--- EXTRACTED INFORMATION Enclosed Below ---
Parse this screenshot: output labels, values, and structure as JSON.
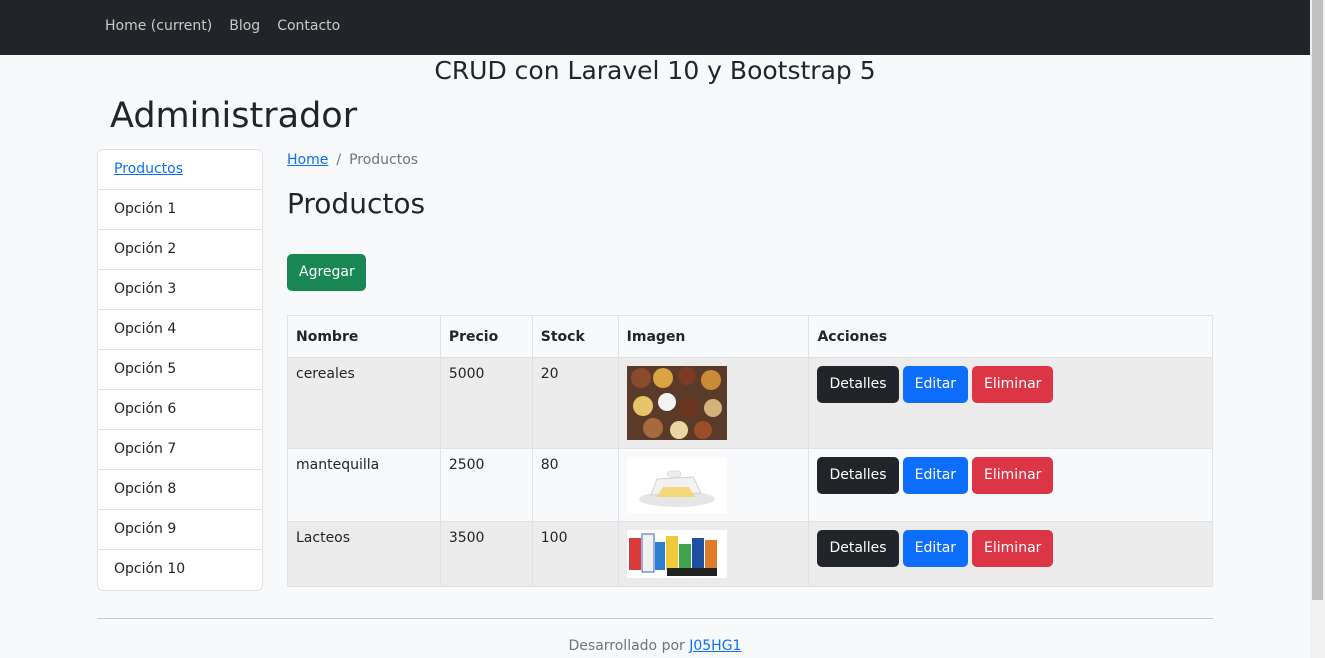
{
  "navbar": {
    "links": [
      {
        "label": "Home (current)"
      },
      {
        "label": "Blog"
      },
      {
        "label": "Contacto"
      }
    ]
  },
  "header": {
    "site_title": "CRUD con Laravel 10 y Bootstrap 5",
    "admin_title": "Administrador"
  },
  "sidebar": {
    "items": [
      {
        "label": "Productos"
      },
      {
        "label": "Opción 1"
      },
      {
        "label": "Opción 2"
      },
      {
        "label": "Opción 3"
      },
      {
        "label": "Opción 4"
      },
      {
        "label": "Opción 5"
      },
      {
        "label": "Opción 6"
      },
      {
        "label": "Opción 7"
      },
      {
        "label": "Opción 8"
      },
      {
        "label": "Opción 9"
      },
      {
        "label": "Opción 10"
      }
    ]
  },
  "breadcrumb": {
    "home": "Home",
    "separator": "/",
    "current": "Productos"
  },
  "main": {
    "title": "Productos",
    "add_label": "Agregar"
  },
  "table": {
    "headers": [
      "Nombre",
      "Precio",
      "Stock",
      "Imagen",
      "Acciones"
    ],
    "rows": [
      {
        "nombre": "cereales",
        "precio": "5000",
        "stock": "20",
        "image": "cereal-bowls-photo"
      },
      {
        "nombre": "mantequilla",
        "precio": "2500",
        "stock": "80",
        "image": "butter-dish-photo"
      },
      {
        "nombre": "Lacteos",
        "precio": "3500",
        "stock": "100",
        "image": "grocery-products-photo"
      }
    ],
    "actions": {
      "details": "Detalles",
      "edit": "Editar",
      "delete": "Eliminar"
    }
  },
  "footer": {
    "text": "Desarrollado por",
    "author": "J05HG1"
  },
  "colors": {
    "navbar": "#212529",
    "success": "#198754",
    "primary": "#0d6efd",
    "danger": "#dc3545",
    "dark": "#212529"
  }
}
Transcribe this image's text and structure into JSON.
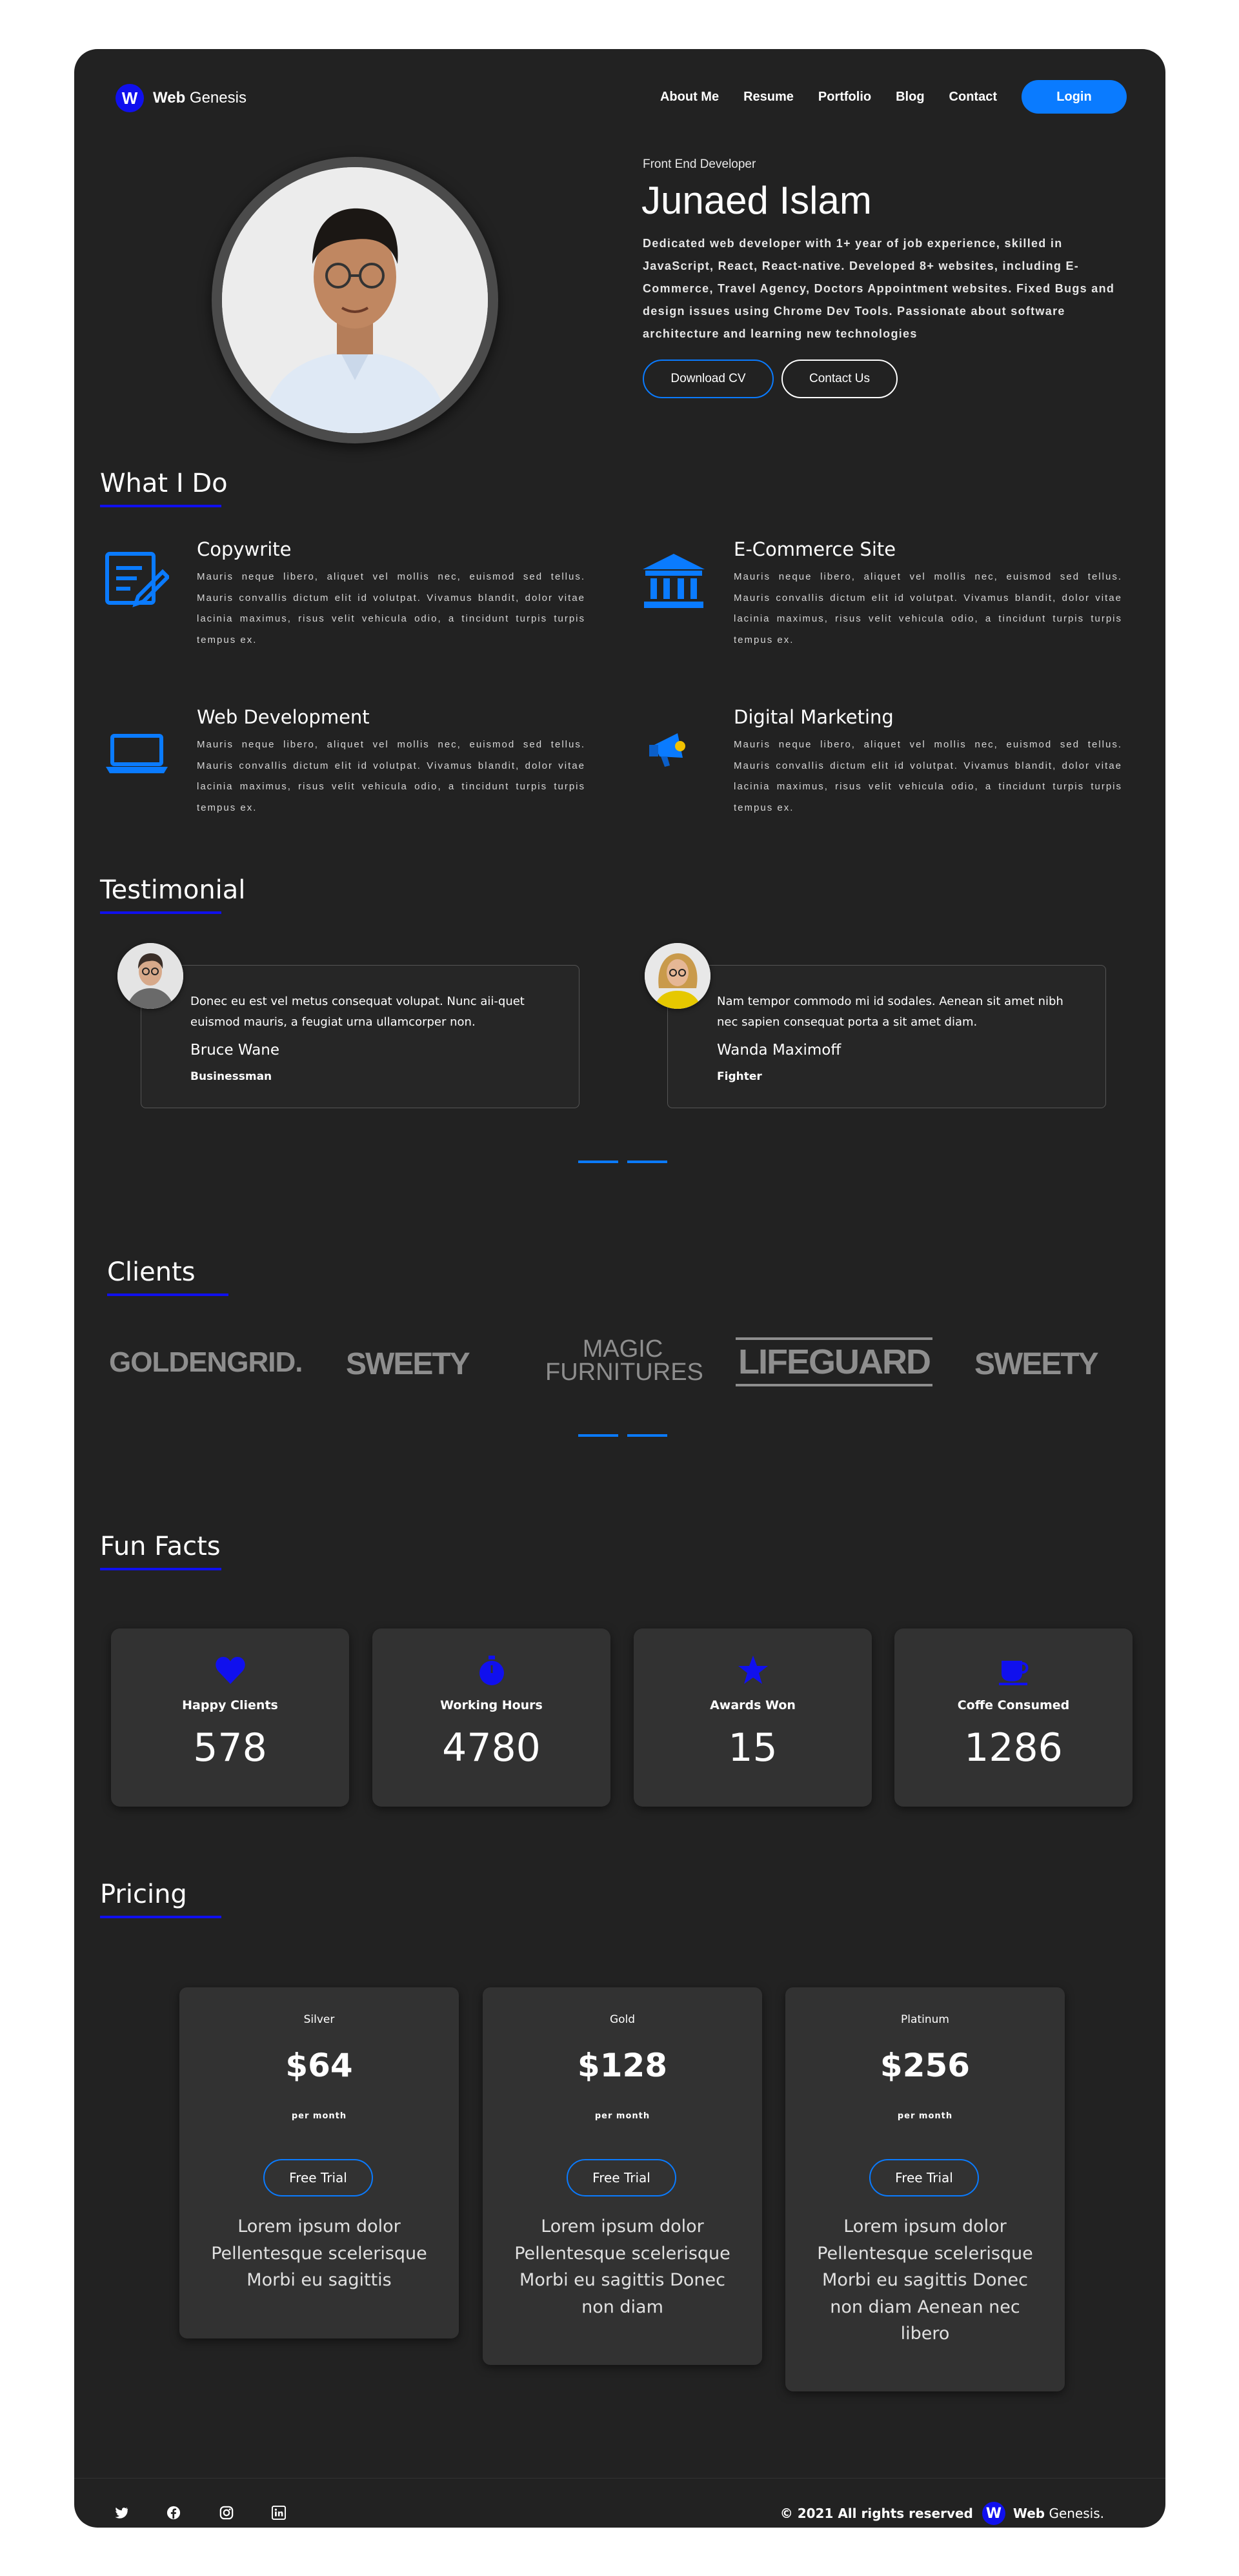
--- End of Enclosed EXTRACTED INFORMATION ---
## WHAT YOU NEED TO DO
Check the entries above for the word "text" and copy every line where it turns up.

## RESPONSE TO THE TASK
    "text": "Desarrollado por",
Transcribe this image's text and structure into JSON.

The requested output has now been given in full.